a_person setAge(25)
a_person setLikes(list("Magic The Gathering", "Hacking", "Techno"))
a_person setFamily(Map with("father", "Michael Greene", "mother", "Beverly Rainbolt"))
a_person hasFather


And now the Ruby version, for posterity:

class Person
attr_accessor :name, :age, :likes, :family

def has_father?
family.has_key?(:father)
end
end

a_person = Person.new

a_person.name = "Kurtis Rainbolt-Greene"
a_person.age = 25
a_person.likes = ["Magic The Gathering", "Hacking", "Techno"]
a_person.family = { father: "Michael Greene", mother: "Beverly Rainbolt" }
a_person.has_father?


Now lets be clear about these examples. These are simplistic examples of what I consider to be a problem. I will even admit that complex things in Io tend to be less work than complex things in Ruby. I admit that with a pretty heavy caveat: Complex things are less work in spite of these things rather than because of these syntax “issues”.
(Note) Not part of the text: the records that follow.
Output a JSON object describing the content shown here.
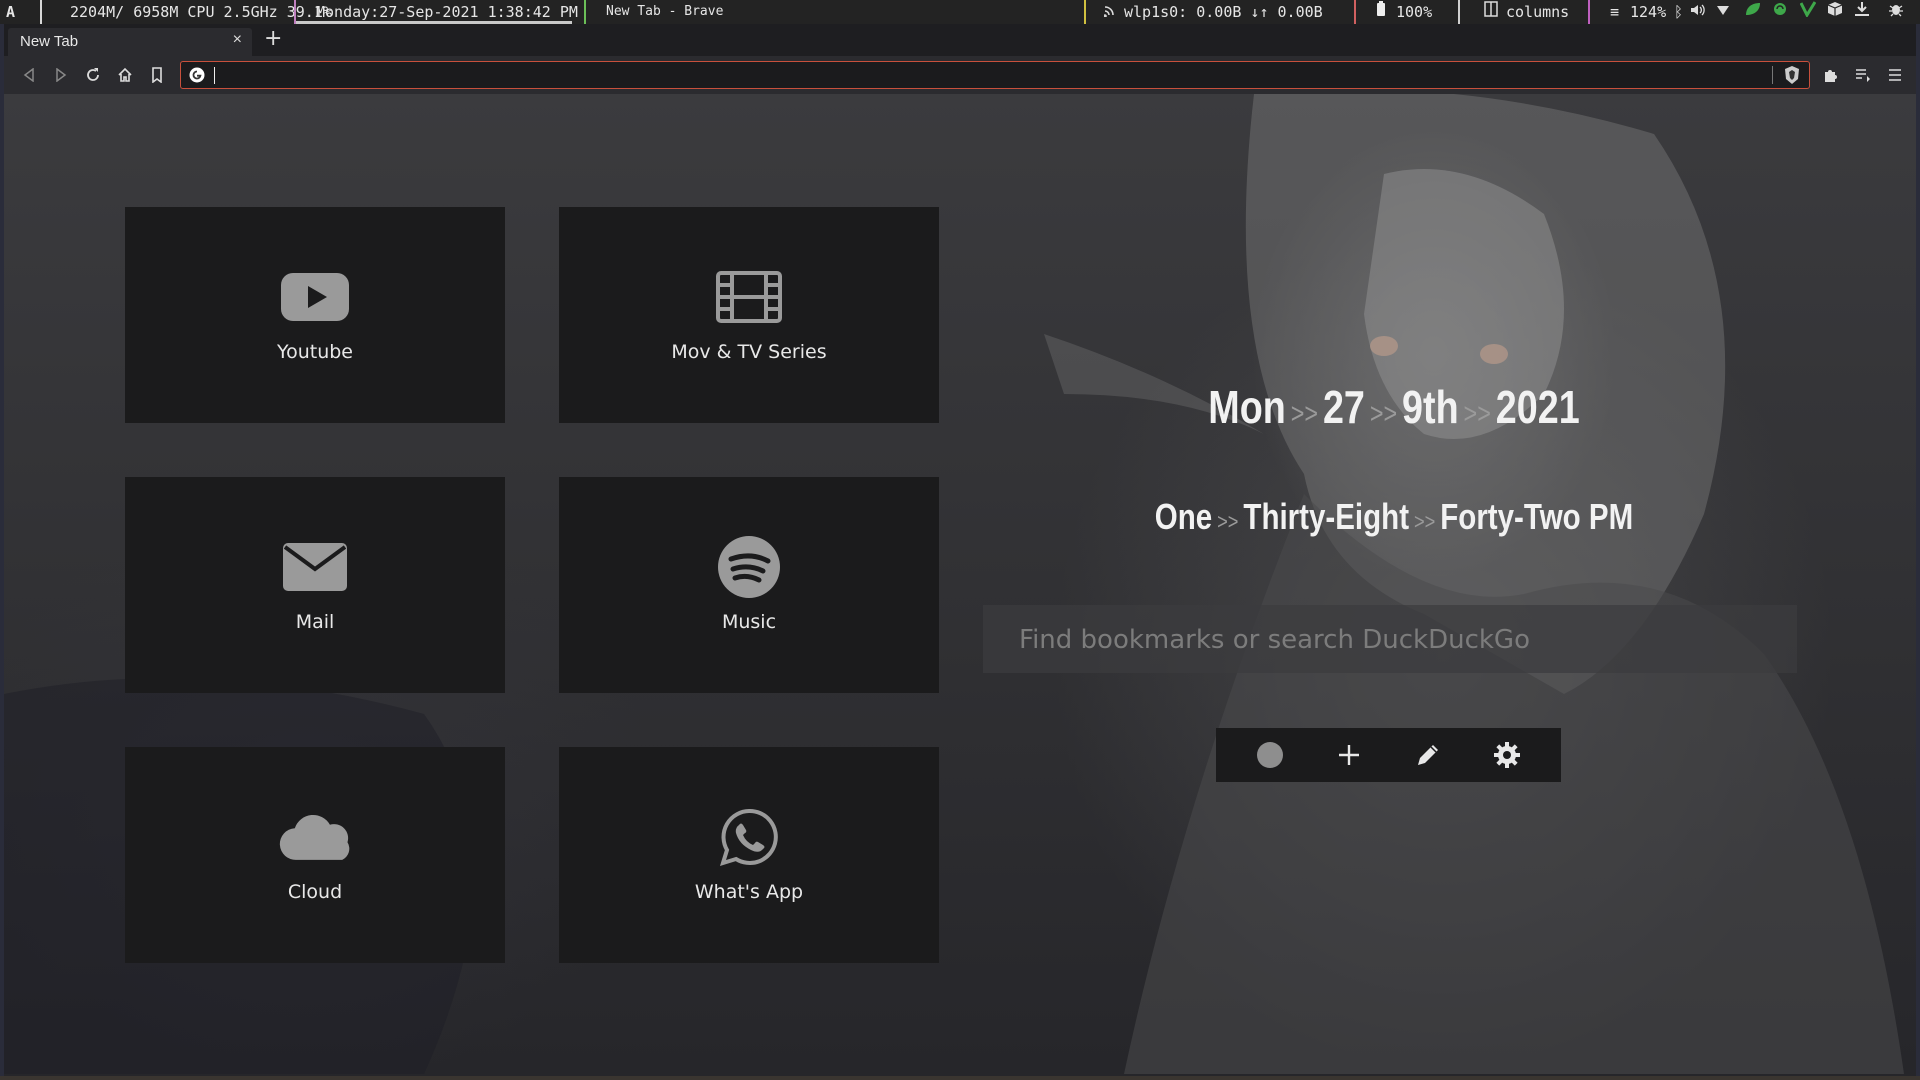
{
  "statusbar": {
    "launcher": "A",
    "sysinfo": "2204M/ 6958M CPU 2.5GHz 39.1%",
    "clock": "Monday:27-Sep-2021  1:38:42 PM",
    "window_title": "New Tab - Brave",
    "network": "wlp1s0:  0.00B ↓↑  0.00B",
    "battery": "100%",
    "layout": "columns",
    "volume": "124%"
  },
  "browser": {
    "tab_title": "New Tab",
    "tab_close": "×",
    "new_tab": "+",
    "url_value": ""
  },
  "tiles": [
    {
      "label": "Youtube",
      "icon": "youtube-icon"
    },
    {
      "label": "Mov & TV Series",
      "icon": "film-icon"
    },
    {
      "label": "Mail",
      "icon": "mail-icon"
    },
    {
      "label": "Music",
      "icon": "spotify-icon"
    },
    {
      "label": "Cloud",
      "icon": "cloud-icon"
    },
    {
      "label": "What's App",
      "icon": "whatsapp-icon"
    }
  ],
  "date": {
    "day": "Mon",
    "date": "27",
    "month": "9th",
    "year": "2021",
    "sep": ">>"
  },
  "time": {
    "hour": "One",
    "minute": "Thirty-Eight",
    "second": "Forty-Two PM",
    "sep": ">>"
  },
  "search": {
    "placeholder": "Find bookmarks or search DuckDuckGo",
    "value": ""
  },
  "colors": {
    "accent_red": "#c8503c",
    "tile_bg": "#1b1b1c",
    "statusbar_bg": "#232323"
  }
}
Conclusion I’m not quite sure how to end this piece. As someone who is building the 4th Io package manager I find myself annoyed that these things aren’t in the language. I have to deal with it constantly while writing Io and it shocks me that others wouldn’t find this a problem. I also realize that the people who couldn’t care less about the my issue are people who have already accepted Io. They actively work on Io as a main hobby.
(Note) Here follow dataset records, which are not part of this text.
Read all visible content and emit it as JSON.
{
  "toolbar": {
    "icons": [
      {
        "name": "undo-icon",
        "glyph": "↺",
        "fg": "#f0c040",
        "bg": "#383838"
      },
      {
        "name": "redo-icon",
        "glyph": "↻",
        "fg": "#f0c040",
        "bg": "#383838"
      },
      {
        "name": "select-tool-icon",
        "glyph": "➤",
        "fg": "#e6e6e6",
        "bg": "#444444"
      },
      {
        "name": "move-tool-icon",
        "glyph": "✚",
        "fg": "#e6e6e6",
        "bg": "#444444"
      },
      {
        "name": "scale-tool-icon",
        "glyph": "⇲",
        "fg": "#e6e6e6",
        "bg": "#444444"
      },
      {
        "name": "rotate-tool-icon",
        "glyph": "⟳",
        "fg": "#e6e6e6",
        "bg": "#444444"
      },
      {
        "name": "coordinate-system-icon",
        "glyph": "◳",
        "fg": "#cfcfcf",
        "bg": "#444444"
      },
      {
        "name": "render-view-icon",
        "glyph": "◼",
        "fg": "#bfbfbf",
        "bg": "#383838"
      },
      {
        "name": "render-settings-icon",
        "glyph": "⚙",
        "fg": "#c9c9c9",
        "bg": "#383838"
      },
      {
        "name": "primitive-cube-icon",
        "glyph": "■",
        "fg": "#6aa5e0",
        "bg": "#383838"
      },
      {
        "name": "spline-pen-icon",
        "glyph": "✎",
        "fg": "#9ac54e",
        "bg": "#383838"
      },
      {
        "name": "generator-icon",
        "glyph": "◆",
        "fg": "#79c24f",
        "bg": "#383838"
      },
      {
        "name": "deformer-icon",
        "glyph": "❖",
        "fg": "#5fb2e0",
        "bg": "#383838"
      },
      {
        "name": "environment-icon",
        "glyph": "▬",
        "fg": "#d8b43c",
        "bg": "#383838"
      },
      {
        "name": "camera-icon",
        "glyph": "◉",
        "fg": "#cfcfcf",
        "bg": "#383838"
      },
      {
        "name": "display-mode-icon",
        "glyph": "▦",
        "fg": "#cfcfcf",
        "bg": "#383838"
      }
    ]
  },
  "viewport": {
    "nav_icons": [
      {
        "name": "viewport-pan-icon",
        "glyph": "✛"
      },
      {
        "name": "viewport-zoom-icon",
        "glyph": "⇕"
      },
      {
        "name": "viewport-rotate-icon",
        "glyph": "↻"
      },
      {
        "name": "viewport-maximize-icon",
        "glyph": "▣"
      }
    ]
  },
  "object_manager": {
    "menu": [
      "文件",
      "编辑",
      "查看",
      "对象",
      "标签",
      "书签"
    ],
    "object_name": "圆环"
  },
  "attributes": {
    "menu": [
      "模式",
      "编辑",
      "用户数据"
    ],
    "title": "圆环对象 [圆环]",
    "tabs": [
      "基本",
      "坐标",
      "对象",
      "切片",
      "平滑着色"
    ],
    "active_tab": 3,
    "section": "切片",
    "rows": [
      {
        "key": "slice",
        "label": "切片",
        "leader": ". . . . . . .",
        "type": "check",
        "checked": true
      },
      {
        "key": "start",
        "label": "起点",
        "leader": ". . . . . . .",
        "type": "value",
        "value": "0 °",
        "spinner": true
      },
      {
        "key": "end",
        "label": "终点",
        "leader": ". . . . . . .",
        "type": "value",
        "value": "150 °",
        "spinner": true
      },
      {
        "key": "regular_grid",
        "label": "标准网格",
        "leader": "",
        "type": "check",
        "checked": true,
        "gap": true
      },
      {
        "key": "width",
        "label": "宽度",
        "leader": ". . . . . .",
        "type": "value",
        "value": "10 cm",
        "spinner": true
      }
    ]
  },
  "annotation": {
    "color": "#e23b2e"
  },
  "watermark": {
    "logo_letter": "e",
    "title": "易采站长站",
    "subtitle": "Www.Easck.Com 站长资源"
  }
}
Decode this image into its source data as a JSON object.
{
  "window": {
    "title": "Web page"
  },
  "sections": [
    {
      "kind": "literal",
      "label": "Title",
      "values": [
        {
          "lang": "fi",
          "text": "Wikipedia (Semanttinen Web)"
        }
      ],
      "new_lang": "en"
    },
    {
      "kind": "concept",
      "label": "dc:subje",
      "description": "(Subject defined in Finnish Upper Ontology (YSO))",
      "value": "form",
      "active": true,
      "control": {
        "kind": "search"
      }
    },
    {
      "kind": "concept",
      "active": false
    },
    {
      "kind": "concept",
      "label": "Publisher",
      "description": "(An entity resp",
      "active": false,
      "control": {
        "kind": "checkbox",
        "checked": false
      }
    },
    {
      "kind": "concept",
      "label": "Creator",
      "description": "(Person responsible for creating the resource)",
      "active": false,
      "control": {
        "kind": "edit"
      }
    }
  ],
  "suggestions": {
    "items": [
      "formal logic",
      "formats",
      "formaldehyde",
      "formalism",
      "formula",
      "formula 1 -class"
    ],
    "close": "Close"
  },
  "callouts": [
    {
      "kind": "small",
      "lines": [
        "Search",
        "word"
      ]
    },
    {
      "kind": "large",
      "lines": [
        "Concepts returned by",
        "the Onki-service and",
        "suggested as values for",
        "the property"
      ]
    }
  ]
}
Shouldn’t the Io community, as small as it already is, be more concerned as to why it’s the only interpreted language without List or Map literals? It’s been suggested that I poll Io devs on if they want it or not. I submit that it would be the most useless poll ever as we already know if they want it or not. They’re actively using Io. Instead a better poll would be if Ruby, Python, or Javascript developers would be OK with removing [] or {} from their programming vocabulary.

Here’s a good example: Name a single repository of Ruby, Python, Javascript, or Lua code that doesn’t use these literals. How’s that for a metric of need?